By Lauren Wise
By New Times
By Amanda Savage
By Jason P. Woodbury
By Troy Farah
By New Times
By Derek Askey
You know that Person of the Year thing where Time magazine profiles a person who "for better or for worse has done the most to influence the events of the year"?
If I were doing something similar for the Phoenix music scene, Zack de la Rocha would get the nod for 2010. Really, no one else comes in a close second. Other than resorting to the kind of high-concept copout that weak-willed Time editors occasionally fall back on when they don't have the balls to give it to a bad guy like Osama bin Laden (examples: The Endangered Earth; The Generation Twenty-Five and Under; You), I wouldn't have much choice. De la Rocha, the public face of, and chief instigator behind, the boycott of our state's small and fragile music industry, figures prominently in almost all the biggest headlines related to Arizona music over the past year.

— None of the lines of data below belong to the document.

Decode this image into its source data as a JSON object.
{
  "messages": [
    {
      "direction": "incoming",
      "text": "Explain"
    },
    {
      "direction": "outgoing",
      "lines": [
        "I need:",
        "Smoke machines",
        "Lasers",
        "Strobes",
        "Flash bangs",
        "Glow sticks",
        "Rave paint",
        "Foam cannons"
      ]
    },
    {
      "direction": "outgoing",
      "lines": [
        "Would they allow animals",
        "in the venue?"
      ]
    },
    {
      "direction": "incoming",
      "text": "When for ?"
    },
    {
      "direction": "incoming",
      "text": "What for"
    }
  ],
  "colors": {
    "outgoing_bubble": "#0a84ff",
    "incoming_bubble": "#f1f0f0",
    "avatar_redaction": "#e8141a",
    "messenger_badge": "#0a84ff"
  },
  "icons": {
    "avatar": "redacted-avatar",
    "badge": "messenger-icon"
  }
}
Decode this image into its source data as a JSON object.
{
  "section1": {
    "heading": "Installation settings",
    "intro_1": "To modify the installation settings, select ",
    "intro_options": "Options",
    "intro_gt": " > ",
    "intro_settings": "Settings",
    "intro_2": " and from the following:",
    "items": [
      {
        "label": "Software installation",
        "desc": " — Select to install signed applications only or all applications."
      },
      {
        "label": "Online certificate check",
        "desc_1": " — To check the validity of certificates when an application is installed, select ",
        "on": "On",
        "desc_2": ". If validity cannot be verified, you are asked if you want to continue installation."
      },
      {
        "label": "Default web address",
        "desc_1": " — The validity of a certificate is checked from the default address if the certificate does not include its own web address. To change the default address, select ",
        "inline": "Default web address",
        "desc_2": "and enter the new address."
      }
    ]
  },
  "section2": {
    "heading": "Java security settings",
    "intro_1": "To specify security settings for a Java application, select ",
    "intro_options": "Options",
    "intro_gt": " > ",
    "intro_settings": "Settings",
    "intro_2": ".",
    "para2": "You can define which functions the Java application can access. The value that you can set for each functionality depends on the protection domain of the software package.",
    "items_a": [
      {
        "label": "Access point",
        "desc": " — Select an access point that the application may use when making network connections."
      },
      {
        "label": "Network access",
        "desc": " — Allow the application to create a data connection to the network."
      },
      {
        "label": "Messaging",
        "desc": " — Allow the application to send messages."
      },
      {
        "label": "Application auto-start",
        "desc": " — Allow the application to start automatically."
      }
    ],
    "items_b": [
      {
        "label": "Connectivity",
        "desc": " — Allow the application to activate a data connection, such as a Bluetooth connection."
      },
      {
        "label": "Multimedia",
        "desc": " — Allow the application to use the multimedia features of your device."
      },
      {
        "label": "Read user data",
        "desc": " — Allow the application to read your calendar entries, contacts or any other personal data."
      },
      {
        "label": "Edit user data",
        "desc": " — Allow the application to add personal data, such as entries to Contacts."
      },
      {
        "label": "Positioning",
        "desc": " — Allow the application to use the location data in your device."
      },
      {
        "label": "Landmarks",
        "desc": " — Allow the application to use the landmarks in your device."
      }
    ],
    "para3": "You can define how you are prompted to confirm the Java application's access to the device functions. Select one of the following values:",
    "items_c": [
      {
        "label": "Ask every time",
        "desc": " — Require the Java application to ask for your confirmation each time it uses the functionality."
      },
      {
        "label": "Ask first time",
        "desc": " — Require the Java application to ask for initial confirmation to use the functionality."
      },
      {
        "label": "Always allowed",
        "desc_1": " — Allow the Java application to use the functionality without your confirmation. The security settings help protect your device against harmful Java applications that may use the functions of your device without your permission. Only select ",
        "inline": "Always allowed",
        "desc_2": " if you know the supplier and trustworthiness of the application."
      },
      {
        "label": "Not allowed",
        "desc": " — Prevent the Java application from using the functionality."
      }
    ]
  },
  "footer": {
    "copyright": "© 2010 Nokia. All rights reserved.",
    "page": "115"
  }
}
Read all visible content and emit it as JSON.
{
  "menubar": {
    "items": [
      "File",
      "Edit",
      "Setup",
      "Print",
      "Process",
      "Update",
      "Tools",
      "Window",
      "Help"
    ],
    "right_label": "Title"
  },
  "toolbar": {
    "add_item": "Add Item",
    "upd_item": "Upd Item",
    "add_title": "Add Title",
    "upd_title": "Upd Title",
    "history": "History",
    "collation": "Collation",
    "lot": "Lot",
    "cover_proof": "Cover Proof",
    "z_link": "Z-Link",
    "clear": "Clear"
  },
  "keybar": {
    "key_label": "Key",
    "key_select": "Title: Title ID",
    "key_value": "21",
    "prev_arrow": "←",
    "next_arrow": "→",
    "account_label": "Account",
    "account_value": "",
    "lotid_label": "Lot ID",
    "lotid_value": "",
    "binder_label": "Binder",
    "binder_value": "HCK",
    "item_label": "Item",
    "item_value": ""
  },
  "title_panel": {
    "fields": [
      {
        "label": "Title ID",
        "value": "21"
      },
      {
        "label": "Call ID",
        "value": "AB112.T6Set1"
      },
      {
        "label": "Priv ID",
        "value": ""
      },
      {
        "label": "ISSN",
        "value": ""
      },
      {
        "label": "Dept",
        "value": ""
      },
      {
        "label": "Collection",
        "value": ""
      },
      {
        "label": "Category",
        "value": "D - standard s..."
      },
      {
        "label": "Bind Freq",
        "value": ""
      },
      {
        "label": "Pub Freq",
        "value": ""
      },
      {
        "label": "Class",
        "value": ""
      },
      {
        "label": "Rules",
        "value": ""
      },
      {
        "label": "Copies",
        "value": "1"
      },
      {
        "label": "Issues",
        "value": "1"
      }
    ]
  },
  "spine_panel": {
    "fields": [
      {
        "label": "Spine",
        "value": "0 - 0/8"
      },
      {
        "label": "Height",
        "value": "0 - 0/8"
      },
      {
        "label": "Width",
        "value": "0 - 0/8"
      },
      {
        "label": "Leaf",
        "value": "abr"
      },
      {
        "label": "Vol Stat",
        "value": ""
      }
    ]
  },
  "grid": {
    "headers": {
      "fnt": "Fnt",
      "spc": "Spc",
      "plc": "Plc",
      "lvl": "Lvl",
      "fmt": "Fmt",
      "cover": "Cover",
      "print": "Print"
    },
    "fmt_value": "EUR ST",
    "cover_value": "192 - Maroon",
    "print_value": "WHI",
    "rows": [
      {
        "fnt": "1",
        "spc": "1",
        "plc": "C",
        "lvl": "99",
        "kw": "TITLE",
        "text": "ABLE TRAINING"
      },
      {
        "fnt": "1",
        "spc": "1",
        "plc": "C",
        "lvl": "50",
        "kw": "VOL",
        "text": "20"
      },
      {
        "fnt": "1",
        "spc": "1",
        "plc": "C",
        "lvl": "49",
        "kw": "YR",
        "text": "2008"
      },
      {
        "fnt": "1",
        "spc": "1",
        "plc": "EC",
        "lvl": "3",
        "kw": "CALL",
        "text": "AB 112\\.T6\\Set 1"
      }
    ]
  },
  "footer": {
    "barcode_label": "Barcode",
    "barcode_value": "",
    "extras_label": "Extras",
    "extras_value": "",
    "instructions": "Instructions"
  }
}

How the 40-year-old singer of a semi-defunct rap-rock band — a guy who lives in California and hasn't made a meaningful artistic contribution to popular music in at least a decade — came to be the single biggest force affecting music in Arizona is a long and sordid tale. I don't fully understand it myself — you'd be better off reading The Bird's column for an analysis of stuff like this, as Stephen Lemons has forgotten more than I'll ever know about the dark side of Arizona politics and the activists who battle against it. I'm just the music guy, and I'm a music guy who is still in shock about how an out-of state artist I haven't taken seriously since I was in high school came to have such a profound effect on music in Arizona.
But, hey, Time doesn't pick people because they're heroes. In fact, Hitler and Stalin won back-to-back in 1938 and 1939, and LeBron James was a finalist this year. Not that I would ever compare de la Rocha to evil incarnate in the forms of Hitler, Stalin, or LeBron James.
Regardless of your politics — whether you think the bald-faced evil of SB 1070 justifies Zack's all-out assault on the state or you worry he's hurting his own cause by inflicting so much collateral damage on people who share many of his principles — it's a sad story. The Sound Strike means that generally open-minded and diversity-loving music fans in Arizona are paying a hefty price for the misdeeds of a state Legislature that fails to understand the fundamental principles this nation was founded on. Should we be paying a price for the poor decisions made by the leaders our neighbors elected? I dunno — that question is above my pay grade.
Either way, this isn't nearly over yet. Although the courts castrated the law, the Sound Strikers are not backing off. De la Rocha wants the law to actually be rescinded, not just invalidated — a highly principled stand that seems to ignore the fact that every significant minority rights movement of the past 50 years, from the civil rights struggles of the '60s through the gay marriage battle going on now — got a big leg up from the courts. In fact, voters in his own state never rescinded their "eerily similar" anti-immigrant law, Prop 187. But, hey, maybe there's a "greater good" we'll be serving by not seeing Sound Striker Kanye West when he tours in support of the critical-consensus best record of 2010, My Beautiful Dark Twisted Fantasy.
Contrary to popular belief, SB 1070-related news wasn't the only thing going on in Arizona music this year. Here are my 10 favorite music stories from the past year — the happy, the sad and the hilarious.
1. The SB 1070 fallout hits Arizona's music scene hard: You probably know and love at least one band that's boycotting Arizona in the wake of SB 1070, since the list includes acts like Mos Def, My Chemical Romance, Bright Eyes, Jenny Lewis, and Nine Inch Nails. Though it started to pick up steam in the indiesphere — Canadian band Stars actually sort of kicked things off with a boycott tweet before there even was a Sound Strike — the strike is going to hit every music lover in Arizona, whether they know it or not. Sure, some bands will issue a statement about their decision to skip Arizona, but just as many are likely to pass us by without saying why. Mark my words: Even country fans won't get out of this unscathed.
When they did come to town, a lot of artists had something to say about the law on stage. My favorite comment was from Lady Gaga, who brushed off calls to boycott by pointing out that her entire tour is a joyful protest in favor of open-mindedness and acceptance. I was already a fan of the pop star, but her onstage words really galvanized my respect for her work.
"We have to be active. We have to protest . . . I will yell and I will scream louder," she said at US Airways Center. "I will hold you, and we will hold each other, and we will peaceably protest this state."
2. The death of local rapper Carnegie of Silver Medallion: One of the truly heartbreaking stories of the year was the untimely death of local rapper Abay Lattin, known on stage as Carnegie, half of local hip-hop duo Silver Medallion. Lattin, 25, was heading home from a homecoming performance in Scottsdale — the group had recently moved to New York and was making inroads in the city's ultra-competitive hip-hop scene — when an allegedly drunk teenage driver slammed her SUV into the car he was traveling in near the Quadrangles apartment complex in Tempe.